Political dynamics often leave an indelible mark year after year due Malaysians' deep interest in statecraft, but none as prominent as 2018 which saw Barisan Nasional's first national polls defeat for the first time in six decades.
The loss also led to a diaspora of former allies; the multiracial Gerakan and a host of Sabah- and Sarawak-based parties left a tattered and severely weakened BN.
Today, the coalition's image has been rendered into a political pariah due to a myriad of graft allegations surrounding the former administration's sovereign wealth fund 1Malaysia Development Bhd.
The giant's fall is certainly shocking but nonetheless predicted by many, who saw its defence whittled down by Pakatan Harapan's three-year-long aggressive campaign led by Tun Dr Mahathir Mohamad in his crusade against what he dubbed a "kleptocratic government".
Despite receiving glowing reports over expansive and expensive people-centric programmes tailored to showcase BN's sustainability and prowess, Datuk Seri Najib Razak was reportedly to be in a state of disbelief with the 14th general election's (GE14) results on May 9.
A defeated and disgraced Najib subsequently stepped down as BN chairman and Umno president the very next day and was replaced by his loyal deputy Datuk Seri Dr Ahmad Zahid Hamidi.
What entailed the following months are a host of difficulties faced by each side of the divide in adapting to the new political landscape.
PH now is adjusting itself as the government with a number of setbacks that deterred it from fulfilling its manifesto, while BN leaders are suffering a crisis of identity and confidence to function as the opposition for the first time in six decades.
However, due to the political dynamism, any newsman worth his salt would inform readers that the aftermath of GE14, the following numerous by-elections, Datuk Seri Anwar Ibrahim's momentous return to parliament as Port Dickson MP and rise as PKR president, are simply old news.
As the year reaches its end, all eyes now are trained on the gross instability within Umno, which has resulted in an en masse resignation of its members of parliament and defection of grassroots members to Dr Mahathir's Parti Pribumi Bersatu Malaysia.
At the centre of the mess, stood a defiant Zahid fighting salvos launched by detractors who were ever so ferociously questioning his ability to run a tight ship and direct a party with ebbing morale.
If Zahid gave in to pressure and resign, his tenure as Umno president will arguably become the briefest in the party's history.
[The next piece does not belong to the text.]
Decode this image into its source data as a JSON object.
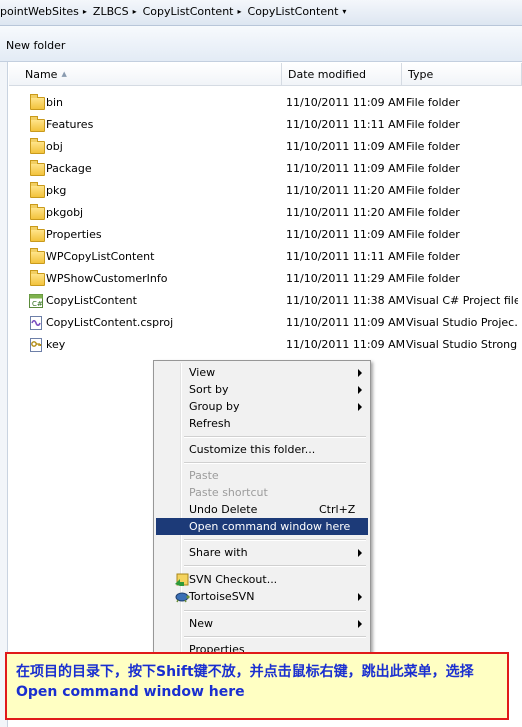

Otherwise, experts say Umno is risking a stagnant, or worse, debilitating support from within its own ranks.
Political analyst Prof Dr Sivamurugan Pandian agrees that despite PH's historic victory at the polls, the troubles plaguing Umno will cap the year in politics.
The question, however, Sivamurugan said, is whether Umno will decide to reform its lines through a contest of personalities, or a review in the party's struggles.
"The party will collapse on its own should there be no changes at the top. It needs a leader with reputable integrity. Only then the party can rebuild itself.
"But will the change take place through a battle of personalities, or through a collective look into reviewing its struggles? Will they look into the bigger picture?"
From the 54 seats it won in the election, it is now left with 37. Umno bigwigs including Datuk Seri Mustapa Mohamad and Datuk Seri Hamzah Zainuddin have left, citing deviation of party struggles and as voiced out loudly by the latter, Zahid must resign.
Zahid's nexus with Pas leaders - which culminated into a rally which opposes the ratification of International Convention on the Elimination of all forms of Racial Discrimination, or ICERD - have nonetheless have failed to win accolades from his detractors.
The critics are hardly impressed, despite the tens of thousands who gathered at the rally, due to the impression of Zahid desperately kowtowing to P
as leaders in exchange for support from the conservatives.
Voices of dissent grew stronger after the rally. His efforts to rally hardliners as a new political force was not enough to instill confidence among party members.
On 18, Zahid bowed before mounting pressure to step aside from the party's leadership. He handed over the reins to his deputy Datuk Seri Mohamad Hassan or Tok Mat and effectively retreating into the bushes.
As 2018 draws to an end, the political spectrum continues to widen and bearing new shades of outlook, especially in the opposition camp, with Umno at its frontlines.
Political observers and enthusiasts alike have displayed their interest in the evolution and dynamics of Umno. The party is, after all, has an illustrious background which goes back to the country's formation.
Can Umno reinvent itself to be a party for the future? The weight of the world is certainly on Tok Mat's shoulders now. Many are banking on his experience as a former corporate man to salvage over what is left of Umno's reputation.
As of now, it is likely that the party will be fighting fires over the legacies of Najib and Zahid well into the first quarter of next year. The naysayers will not go down easily as long as Umno remains the largest opposition party at the parliament.
And the growing number of critics will not be halved with a snap of the fingers.